### What is being asked
The entries must be repeated verbatim, and their images left out.

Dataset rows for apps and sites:
--------------------------------

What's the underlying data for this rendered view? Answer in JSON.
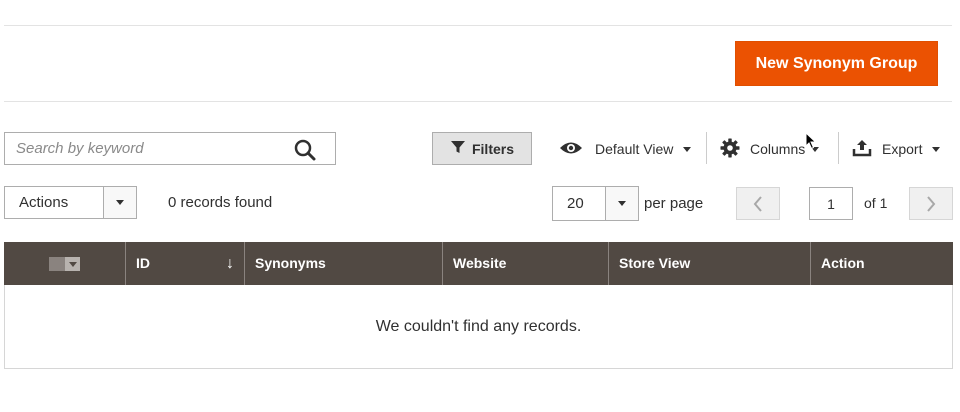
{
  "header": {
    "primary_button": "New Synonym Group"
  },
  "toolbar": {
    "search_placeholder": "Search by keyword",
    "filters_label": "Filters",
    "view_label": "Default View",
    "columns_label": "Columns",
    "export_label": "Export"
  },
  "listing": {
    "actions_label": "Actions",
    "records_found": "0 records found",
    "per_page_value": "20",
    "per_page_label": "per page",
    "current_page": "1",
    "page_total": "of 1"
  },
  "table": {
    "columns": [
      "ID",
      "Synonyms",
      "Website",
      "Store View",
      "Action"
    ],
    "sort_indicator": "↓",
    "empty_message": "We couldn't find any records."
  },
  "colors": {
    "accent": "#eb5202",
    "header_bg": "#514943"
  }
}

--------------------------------

### Completed task
What's the underlying data for this rendered view? Answer in JSON.
{
  "header": {
    "primary_button": "New Synonym Group"
  },
  "toolbar": {
    "search_placeholder": "Search by keyword",
    "filters_label": "Filters",
    "view_label": "Default View",
    "columns_label": "Columns",
    "export_label": "Export"
  },
  "listing": {
    "actions_label": "Actions",
    "records_found": "0 records found",
    "per_page_value": "20",
    "per_page_label": "per page",
    "current_page": "1",
    "page_total": "of 1"
  },
  "table": {
    "columns": [
      "ID",
      "Synonyms",
      "Website",
      "Store View",
      "Action"
    ],
    "sort_indicator": "↓",
    "empty_message": "We couldn't find any records."
  },
  "colors": {
    "accent": "#eb5202",
    "header_bg": "#514943"
  }
}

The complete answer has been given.